One busy Sunday during brunch, a perpetually crowded service for Ten Bells, a man was waiting near the kitchen. A Grubhub order for eggs and toast had come in, but the kitchen was slammed, so that driver had to wait. Dahlke’s staff later told her that the driver, getting impatient for his pick-up order, became irate with her chef. “And he threatened him, like, to take him outside and ‘whip his gay ass’ or something,” Dahlke says her staff later told her. “We didn’t sign up for that, and you can’t be nasty to my staff.”
Meanwhile Dahlke, who hasn’t officially worked with any delivery platform, has noticed that the apps list long-outdated menus and prices. Pasta primavera, Ten Bells’ award-winning pickled eggs… “We haven’t had any of that in two years.” According to a source, Grubhub uses an automated process to scrape info available online. Sure, restaurant owners can contact Grubhub to update all that stuff. But Dahlke is still left wondering, “Why do I have to take all this time out of my day to do something I didn’t sign up for? Why do I have to take the extra steps to be removed [from the website]?” (Ten Bells Tavern is no longer on Grubhub as of February 7.)
And Dahlke is, of course, not alone in this.
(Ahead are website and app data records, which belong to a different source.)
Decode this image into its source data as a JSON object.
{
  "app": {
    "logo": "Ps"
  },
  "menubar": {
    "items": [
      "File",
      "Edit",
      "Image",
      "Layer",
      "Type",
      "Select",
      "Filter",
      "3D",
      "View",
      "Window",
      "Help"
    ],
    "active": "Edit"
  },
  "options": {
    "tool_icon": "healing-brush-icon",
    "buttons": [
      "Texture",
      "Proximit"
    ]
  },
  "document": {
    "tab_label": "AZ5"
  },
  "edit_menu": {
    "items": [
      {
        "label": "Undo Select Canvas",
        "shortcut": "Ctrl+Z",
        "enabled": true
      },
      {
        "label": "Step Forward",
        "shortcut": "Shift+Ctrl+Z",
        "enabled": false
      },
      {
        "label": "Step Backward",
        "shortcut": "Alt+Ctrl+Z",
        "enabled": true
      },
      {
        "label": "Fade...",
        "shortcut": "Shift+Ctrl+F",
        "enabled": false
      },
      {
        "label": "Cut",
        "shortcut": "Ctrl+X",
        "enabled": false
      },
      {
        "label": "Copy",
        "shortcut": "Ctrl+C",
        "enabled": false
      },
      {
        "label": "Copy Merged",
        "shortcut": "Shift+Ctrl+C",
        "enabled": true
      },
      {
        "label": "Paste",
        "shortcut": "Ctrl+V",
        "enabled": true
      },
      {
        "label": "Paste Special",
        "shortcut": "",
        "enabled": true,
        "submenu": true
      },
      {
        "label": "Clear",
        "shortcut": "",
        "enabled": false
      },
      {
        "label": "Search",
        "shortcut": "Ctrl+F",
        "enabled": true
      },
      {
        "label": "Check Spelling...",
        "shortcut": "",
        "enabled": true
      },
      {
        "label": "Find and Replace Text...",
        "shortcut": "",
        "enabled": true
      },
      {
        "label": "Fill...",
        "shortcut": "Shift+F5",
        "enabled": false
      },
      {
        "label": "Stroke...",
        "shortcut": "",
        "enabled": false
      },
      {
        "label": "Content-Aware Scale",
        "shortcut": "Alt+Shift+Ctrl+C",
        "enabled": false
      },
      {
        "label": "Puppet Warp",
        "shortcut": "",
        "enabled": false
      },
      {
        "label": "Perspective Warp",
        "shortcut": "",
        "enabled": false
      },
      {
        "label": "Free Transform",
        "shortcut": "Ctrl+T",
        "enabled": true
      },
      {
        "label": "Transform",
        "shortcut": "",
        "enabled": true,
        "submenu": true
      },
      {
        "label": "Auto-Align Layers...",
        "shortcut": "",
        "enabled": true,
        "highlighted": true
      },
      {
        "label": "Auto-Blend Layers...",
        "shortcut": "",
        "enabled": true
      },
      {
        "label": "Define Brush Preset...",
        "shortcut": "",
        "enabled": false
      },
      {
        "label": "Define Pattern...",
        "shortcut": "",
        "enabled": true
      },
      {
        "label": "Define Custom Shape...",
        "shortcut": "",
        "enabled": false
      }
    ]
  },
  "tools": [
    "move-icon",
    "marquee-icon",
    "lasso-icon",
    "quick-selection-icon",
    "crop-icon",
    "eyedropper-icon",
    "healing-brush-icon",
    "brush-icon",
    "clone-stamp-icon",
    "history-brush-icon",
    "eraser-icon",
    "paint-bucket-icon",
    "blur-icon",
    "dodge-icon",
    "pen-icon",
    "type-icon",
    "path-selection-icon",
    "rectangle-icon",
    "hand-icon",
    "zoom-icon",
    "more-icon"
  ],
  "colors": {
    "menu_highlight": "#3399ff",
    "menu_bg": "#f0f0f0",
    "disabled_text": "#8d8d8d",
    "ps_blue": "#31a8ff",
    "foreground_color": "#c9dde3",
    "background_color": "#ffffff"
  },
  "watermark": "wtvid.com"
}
Chef-owner Reyna Duong of Sandwich Hag is outspoken about her experiences with different delivery outfits that she’s tried out. Grubhub and its ilk typically take a percentage of the delivery order. “I said [to Grubhub], ‘Listen, you want 30 percent, I’m a small business, I can’t afford that.’” So they agreed to a smaller amount. Duong doesn’t recall the exact cut but estimates it was around 15 percent. When she later saw some extraneous charges, Duong couldn’t reach her account representative for an answer. After one month, Duong ended her partnership with Grubhub but it took her months to replace the food app’s links with Sandwich Hag’s own address listed on Google. “But here’s the thing…I wouldn’t be surprised if I go in, you know, maybe a few weeks or months from now and it’s back on.”
Like Dahlke, Duong has also dealt with unruly drivers (Caviar), and old menus (Postmates), so now the only third-party delivery she uses is Austin-based Favor.
Food delivery isn’t going anywhere, nor should it. Ordering and receiving a favorite dish from a favorite restaurant within an hour to your home? What a time to be alive! But I also can’t help but wonder about the consumers’ role in all this. We want our meals, occasionally at least, delivered directly to us—quickly, conveniently—and we don’t really wonder if these restaurants are all active participants.
“To me,” says Dahlke, “us being on that website represents we agree to this, and that is duplicitous at best.”